RICHMOND, VA –-(Ammoland.com)- The FBI has delayed all National Instant Criminal Background Check System (NICS) audits of point of contact states for one year.
Point of contact states is where the federal firearms licensees (FFLs) contact a state organization such as the state police when the business sells a firearm. That organization will then contact the FBI through a computer interface to run the NICS check. The FBI audits point of contact states every three years.
A NICS audit is where the FBI checks to make sure the states follow federal law when adding prohibited people to the NICS indices. Gun Owners of America (GOA) has discovered the delay in the audits through an open records request to the Commonwealth of Virginia.
AmmoLand News in communication with the FBI found that the delay runs deeper than just Virginia.
A previous Freedom of Information Act (FOIA) request filed by GOA showed that the Old Dominion accidentally added 46,000 non-federally prohibited gun buyers to the NICS indices. Federal law prohibits anyone who has been involuntary committed to a mental institution or adjudicated as a mental defective from buying a gun. Virginia law bans anyone admitted to a mental institution from purchasing a firearm even if they commit themselves to treatment. Critics believe that the state law could prevent a gun owner from seeking help and is detrimental to safety.
The Virginia State Police entered every person into the NICS database with a PCA “J,” marking the potential gun buyer as federally prohibited. The 41,000 residents prohibited from buying a gun by state law should have been marked with a PCA “D.” The Virginia State Police software developers didn’t account for the difference in VA state law and federal law into consideration when coding the software.
It appears that the mistake wasn’t intentional by the developers. The correct requirements were not communicated to the developers by the state. The Virginia State Police provided the list of the 41,000 Americans incorrectly entered into the NICS indices to the FBI, which then removed their status of federally prohibited from owning a firearm. The state claims the error in the software has been corrected.
The FBI audit of Virginia to verify that the correction has been properly completed last should have happened last year but wasn’t due to the COVID delay.
GOA hoped to verify that the problem in the software was actually fixed, and the NICS audit results would show the proof of an applied solution. A spokesperson for the FBI confirmed that COVID had delayed all NICS audits.
The notice reads “Pursuant to Virginia Code § 2.2-3704(B)(3), the requested records could not be found or do not exist in the Department’s investigative files. Please be advised, the Department did not have a 2021 NICS audit, it was delayed due to COVID. NICS has rescheduled our audit for October 2022.”

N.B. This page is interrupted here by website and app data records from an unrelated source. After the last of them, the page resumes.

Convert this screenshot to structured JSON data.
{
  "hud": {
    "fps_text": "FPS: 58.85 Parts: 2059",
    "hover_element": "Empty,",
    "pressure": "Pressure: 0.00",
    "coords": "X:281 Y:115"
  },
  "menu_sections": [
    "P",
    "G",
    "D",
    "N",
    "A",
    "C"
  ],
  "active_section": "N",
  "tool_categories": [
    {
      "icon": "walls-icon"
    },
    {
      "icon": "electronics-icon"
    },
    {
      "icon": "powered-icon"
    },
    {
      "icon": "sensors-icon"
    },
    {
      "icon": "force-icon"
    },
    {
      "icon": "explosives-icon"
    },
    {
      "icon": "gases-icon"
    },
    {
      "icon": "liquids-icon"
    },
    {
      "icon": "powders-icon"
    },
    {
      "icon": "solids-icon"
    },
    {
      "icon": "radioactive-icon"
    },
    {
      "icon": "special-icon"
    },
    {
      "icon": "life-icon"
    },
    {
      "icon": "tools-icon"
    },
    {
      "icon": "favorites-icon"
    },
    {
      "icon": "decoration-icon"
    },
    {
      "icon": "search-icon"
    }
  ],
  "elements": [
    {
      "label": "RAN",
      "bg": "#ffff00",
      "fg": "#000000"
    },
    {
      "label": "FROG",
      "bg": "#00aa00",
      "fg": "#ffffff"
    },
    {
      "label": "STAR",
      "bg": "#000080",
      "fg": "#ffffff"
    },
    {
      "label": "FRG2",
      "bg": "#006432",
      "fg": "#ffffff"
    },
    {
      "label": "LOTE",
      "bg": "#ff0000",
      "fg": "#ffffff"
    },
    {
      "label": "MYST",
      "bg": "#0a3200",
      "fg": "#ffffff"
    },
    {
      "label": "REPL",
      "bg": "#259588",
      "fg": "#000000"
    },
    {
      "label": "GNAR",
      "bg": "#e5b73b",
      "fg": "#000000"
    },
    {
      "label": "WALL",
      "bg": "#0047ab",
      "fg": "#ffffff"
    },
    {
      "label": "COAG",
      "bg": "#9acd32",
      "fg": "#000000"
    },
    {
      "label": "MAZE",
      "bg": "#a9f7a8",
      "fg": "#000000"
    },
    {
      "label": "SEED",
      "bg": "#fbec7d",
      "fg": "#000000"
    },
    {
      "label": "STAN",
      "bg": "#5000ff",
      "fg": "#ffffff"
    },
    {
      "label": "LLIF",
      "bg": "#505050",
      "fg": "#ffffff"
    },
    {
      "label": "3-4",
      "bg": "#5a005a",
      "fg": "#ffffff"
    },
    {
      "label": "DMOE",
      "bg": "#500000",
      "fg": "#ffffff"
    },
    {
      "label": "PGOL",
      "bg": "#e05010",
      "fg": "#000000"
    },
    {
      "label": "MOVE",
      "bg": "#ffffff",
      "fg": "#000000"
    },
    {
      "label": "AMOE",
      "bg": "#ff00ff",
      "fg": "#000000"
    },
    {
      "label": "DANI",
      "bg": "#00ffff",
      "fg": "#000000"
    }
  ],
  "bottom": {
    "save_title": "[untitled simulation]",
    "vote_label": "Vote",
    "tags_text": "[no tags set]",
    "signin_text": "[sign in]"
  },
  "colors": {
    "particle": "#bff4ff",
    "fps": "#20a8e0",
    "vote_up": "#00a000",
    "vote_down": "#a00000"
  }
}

Gun rights advocates worry that other even less second-amendment-friendly states (IE: New Jersey) could be making the same mistake as Virginia. With the added delay due to COVID, it might be more than a year before those potential mistakes will come to light. The delay could also exacerbate any problems because the delays in the audits could mean thousands of Americans could be incorrectly added to the NICS indices that an FBI audit would have found.
These audits are essential to catching mistakes by point of contact states. GOA believes in the abolition of all background checks but believes if they do exist that the FBI has a duty to make sure Americans are not incorrectly added to the NICS indices.
About John Crump
John is a NRA instructor and a constitutional activist. John has written about firearms, interviewed people of all walks of life, and on the Constitution. John lives in Northern Virginia with his wife and sons and can be followed on Twitter at @crumpyss, or at www.crumpy.com.